Men’s magazine Esquire has joined the throng of publications experimenting with online paywalls, asking readers to pay a $1.99 fee to read a feature from its August issue called The Prophet.
Ad Week’s Emma Bazilian says it is the first time Esquire has made such a request of its online readership. The 10,000-word Luke Dittrich story — about a neurosurgeon named Dr. Eben Alexander who wrote a bestselling book about claiming to see God during a weeklong coma — was a perfect peg for the magazine to try a fee, editor-in-chief David Granger told Ad Week.
“We spend a huge amount of time and effort and money on chasing a story like this,” he said. “We wanted to see if we could get people to pay for it. They pay for it in the magazine and the iPad app, so we thought we’d give it a shot.” (Esquire readers can also buy e-books of stories from the magazine’s archives, published in partnership with Byliner.)
So far the purchase rate among readers is 3 to 4 percent, Bazilian writes.
Also this week, Fairfax Media launched a digital subscription model for the Sydney Morning-Herald and The Age on Tuesday. The new paywall “will allow users to access 30 articles per month free of charge before being asked to pay, with subscription packages ranging from $15 to $44 per month,” AdNews reports. The Age editor-in-chief Andrew Holden called the change to the websites and apps “an important step in the future of our newsrooms.”
Trinity Mirror, which publishes the U.K.’s Mirror and Sunday Mirror, doesn’t seem to agree with paywall strategies, but is still investing online.

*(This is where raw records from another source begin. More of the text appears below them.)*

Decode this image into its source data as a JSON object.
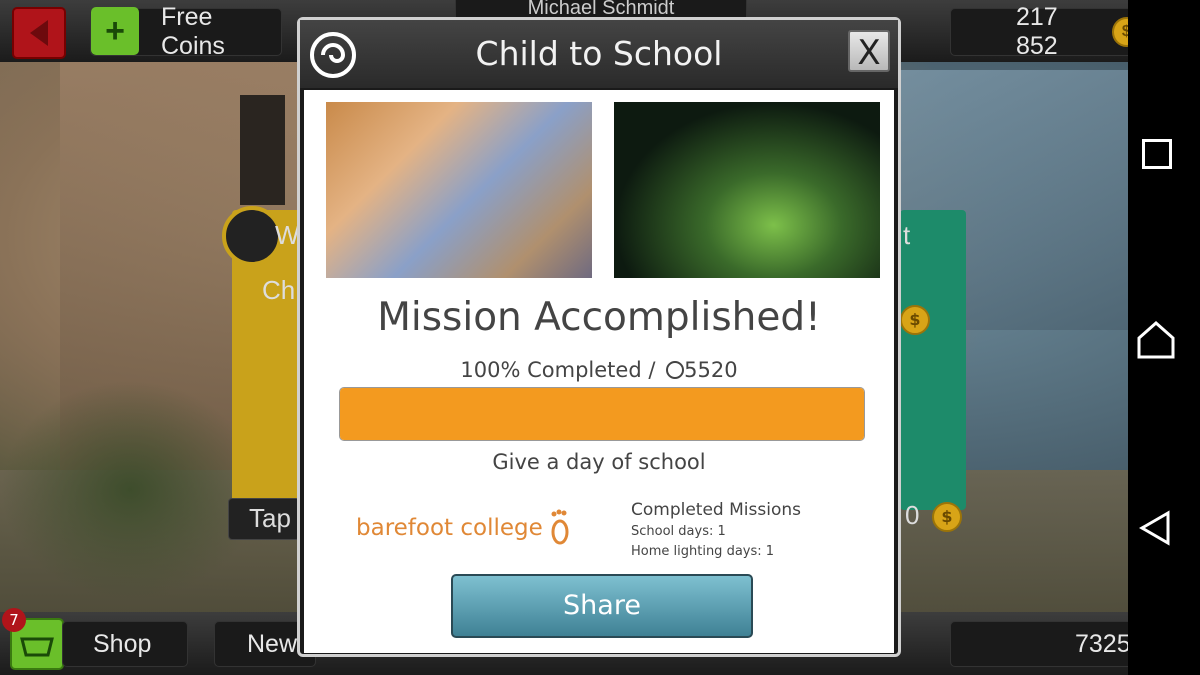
{
  "top_bar": {
    "free_coins_label": "Free Coins",
    "player_name": "Michael Schmidt",
    "coin_balance": "217 852"
  },
  "bottom_bar": {
    "notification_count": "7",
    "shop_label": "Shop",
    "news_label": "New",
    "points_balance": "7325"
  },
  "background_cards": {
    "left_title": "W",
    "left_sub": "Ch",
    "left_button": "Tap",
    "right_title": "t",
    "right_value": "0"
  },
  "dialog": {
    "title": "Child to School",
    "close_label": "X",
    "headline": "Mission Accomplished!",
    "progress_percent": 100,
    "progress_prefix": "100% Completed /",
    "progress_points": "5520",
    "cause": "Give a day of school",
    "partner_name": "barefoot college",
    "completed_title": "Completed Missions",
    "school_days": "School days: 1",
    "lighting_days": "Home lighting days: 1",
    "share_label": "Share"
  },
  "colors": {
    "progress": "#f39a1f",
    "partner": "#e08836",
    "share": "#4f93a6",
    "add_button": "#6abf2a",
    "back_button": "#b0141a"
  },
  "icons": [
    "back-arrow-icon",
    "plus-icon",
    "coin-icon",
    "swirl-logo-icon",
    "close-icon",
    "footprint-icon",
    "basket-icon",
    "nav-square-icon",
    "nav-home-icon",
    "nav-back-icon"
  ]
}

The company announced Wednesday that it would hire 25 more digital editorial staff, doubling the department to increase online publishing to 2,000 articles per week, the Guardian’s Mark Sweney reports. The company cut 90 jobs from its regional newspapers in January. Sweeney says Trinity Mirror hopes to add more readers after the Rupert Murdoch-owned Sun puts up a paywall this summer.
News UK CEO Mike Darcey says paywalls are working, citing that his company’s Times has recorded 140,000 paying subscribers online “mainly on the tablet.” Media Week’s Arif Durrani writes that Darcey doesn’t consider competition from free sites to be a novel concern.
Darcey, the former BSkyB leader, continued: “Competition from free is not a new idea”. He noted The Times has been behind the paywall since 1785, while “free” (at the point of consumption) alternatives have evolved, from the town crier to free newssheets, to radio, television and 24-hour rolling news.
He said: “Throughout that time. The paid-for news industry has had to make sure its offering is distinctive, differentiated from those free options, offering added value and articulating why it is worth paying for. And that remains the game today.”